We have taken a passionate approach to our branding by combining these benefits with exceptional packaging to create a buzz beyond its geographic markets. We feel one look at the packaging of our World Juice 2013 award winning haskapa juice  will show you that this is no ordinary juice. Its rich, deep colours are further enhanced by its shapely beautiful Italian glass bottle.

All of us at Lahave strongly believe people need Haskap berries in thier lives. Our haskapa branded products will allow families to enjoy the natural taste and goodness of our Haskap berries. Please click here to visit our haskapa food and gift web site.

Haskap global production

In terms of global berry production, the Haskap berry remains a very tasty secret. But we are determined to change that given its many strengths.

Commercial global plantings of Haskap compared to Blueberries (290,000 acres) remains tiny. There are around 150 acres in Japan, 800 acres in Eastern Europe, 50 acres in Western Europe and 1,000 acres in Canada (Quebec has 700 acres). But many of these are not at full maturity. This amounts to approximately 2,000 acres in total. This equates to 0.7% of global Blueberry production or 11.1% of POM Wonderful’s orchard of 18,000 acres of pomegranate trees.
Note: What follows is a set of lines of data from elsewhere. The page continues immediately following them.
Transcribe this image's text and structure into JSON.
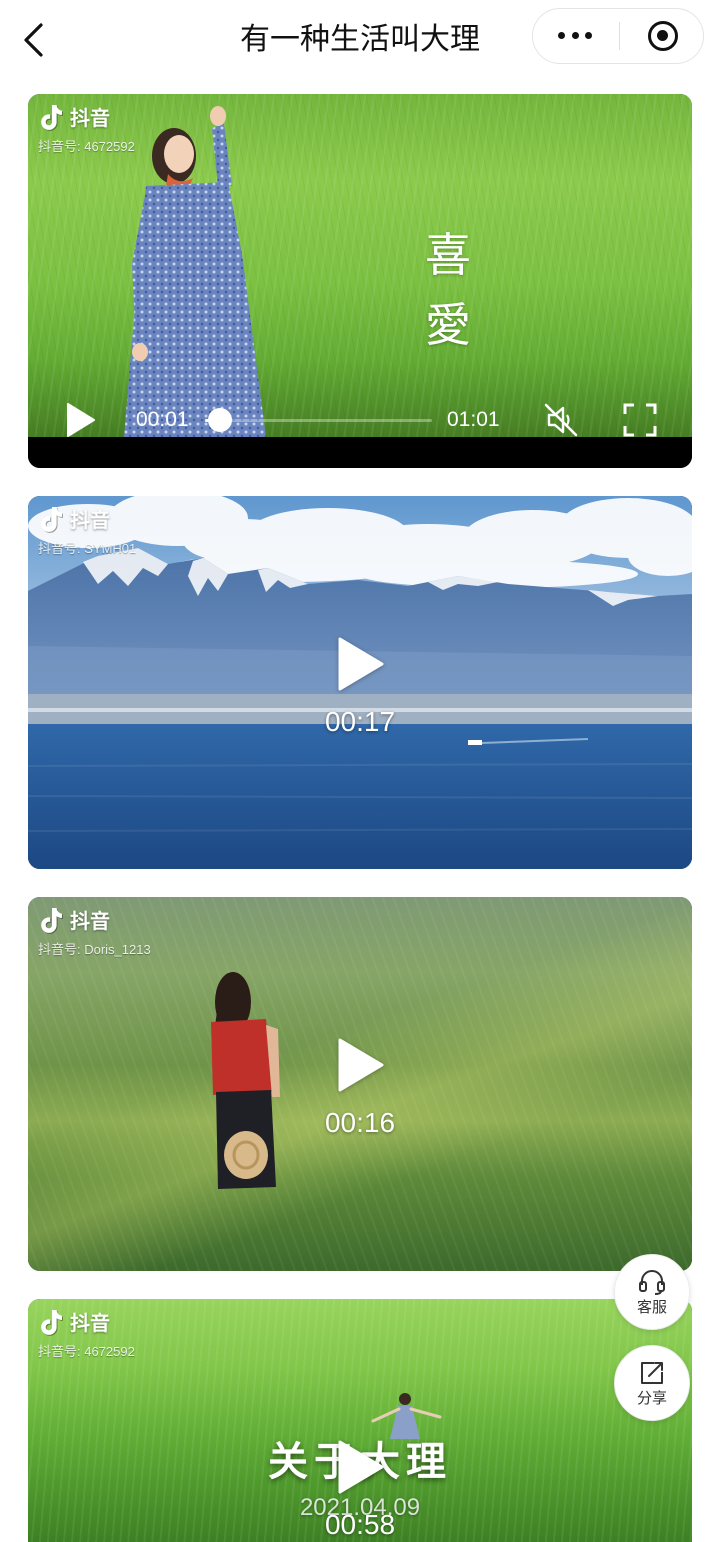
{
  "header": {
    "back_icon": "chevron-left-icon",
    "title": "有一种生活叫大理",
    "more_icon": "more-dots-icon",
    "close_icon": "target-circle-icon"
  },
  "videos": [
    {
      "platform_icon": "douyin-logo-icon",
      "platform": "抖音",
      "account": "抖音号: 4672592",
      "overlay_text": [
        "喜",
        "愛"
      ],
      "controls": {
        "play_icon": "play-icon",
        "elapsed": "00:01",
        "duration": "01:01",
        "progress": 0.016,
        "mute_icon": "muted-speaker-icon",
        "fullscreen_icon": "fullscreen-icon"
      }
    },
    {
      "platform_icon": "douyin-logo-icon",
      "platform": "抖音",
      "account": "抖音号: SYMH01",
      "play_icon": "play-icon",
      "duration": "00:17"
    },
    {
      "platform_icon": "douyin-logo-icon",
      "platform": "抖音",
      "account": "抖音号: Doris_1213",
      "play_icon": "play-icon",
      "duration": "00:16"
    },
    {
      "platform_icon": "douyin-logo-icon",
      "platform": "抖音",
      "account": "抖音号: 4672592",
      "overlay_title": "关于大理",
      "overlay_date": "2021.04.09",
      "play_icon": "play-icon",
      "duration": "00:58"
    }
  ],
  "floating_buttons": [
    {
      "icon": "headset-icon",
      "label": "客服"
    },
    {
      "icon": "share-icon",
      "label": "分享"
    }
  ],
  "colors": {
    "page_background": "#ffffff",
    "title_text": "#111111",
    "overlay_text": "#ffffff",
    "player_strip": "#000000",
    "floating_label": "#333333"
  }
}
In terms of the wine industry, Haskap acreage is a mere growing twinkle in its eye. There are 76,000 square kilometres of vines in the world (18,772,00 acres) or 400,000 global vineyards. 71% of the grape production is used for wine, 27% for fresh and 2% for dried.

We encourage potential Haskap growers to consider the vineyard rather than the Blueberry model. In order to maximize the potential opportunities of Haskap based products rather than constantly worry about the price of berries. We rarely ever hear World renown vintners complain about the price of grapes. Why? Because they grow bottles of wine not grapes.
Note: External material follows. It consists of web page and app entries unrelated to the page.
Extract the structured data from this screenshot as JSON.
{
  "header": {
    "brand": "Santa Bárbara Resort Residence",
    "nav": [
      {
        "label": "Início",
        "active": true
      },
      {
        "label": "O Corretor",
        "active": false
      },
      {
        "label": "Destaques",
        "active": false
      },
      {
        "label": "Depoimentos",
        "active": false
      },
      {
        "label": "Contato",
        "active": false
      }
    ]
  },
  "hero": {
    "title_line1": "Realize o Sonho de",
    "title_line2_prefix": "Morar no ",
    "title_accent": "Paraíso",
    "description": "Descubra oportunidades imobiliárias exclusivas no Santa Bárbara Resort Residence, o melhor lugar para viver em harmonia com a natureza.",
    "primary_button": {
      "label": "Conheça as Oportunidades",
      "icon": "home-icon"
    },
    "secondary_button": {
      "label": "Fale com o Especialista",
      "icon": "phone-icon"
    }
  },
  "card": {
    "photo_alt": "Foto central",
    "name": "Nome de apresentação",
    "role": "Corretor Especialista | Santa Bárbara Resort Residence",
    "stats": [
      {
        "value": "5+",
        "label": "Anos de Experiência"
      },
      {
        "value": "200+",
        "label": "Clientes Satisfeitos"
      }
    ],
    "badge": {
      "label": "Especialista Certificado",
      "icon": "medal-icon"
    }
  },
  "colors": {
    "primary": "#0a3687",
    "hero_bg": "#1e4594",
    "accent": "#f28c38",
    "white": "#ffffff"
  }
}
We show below a price and production chart for Cranberries from 1934 to the near present day. It clearly shows that in the growth phase of Cranberries between 1954 to 1994 was a very profitable period for growers. We believe that Haskap growers face a similar opportunity over the next 40 years.

Cranberry

Haskap’s berry bright future

We strongly believe given the berry’s rich heritage, nutritious makeup and naturally delicious taste, that the future is very bright for this near perfect ‘Blue berry’ and our haskapa branded products.

We look forward to welcoming you at our Haskap Information and Retail Centre located in downtown Mahone Bay and allow you to taste our many Haskap based products. Tasting is believing!

Download FileA Haskap Berry Introduction (PDF file format)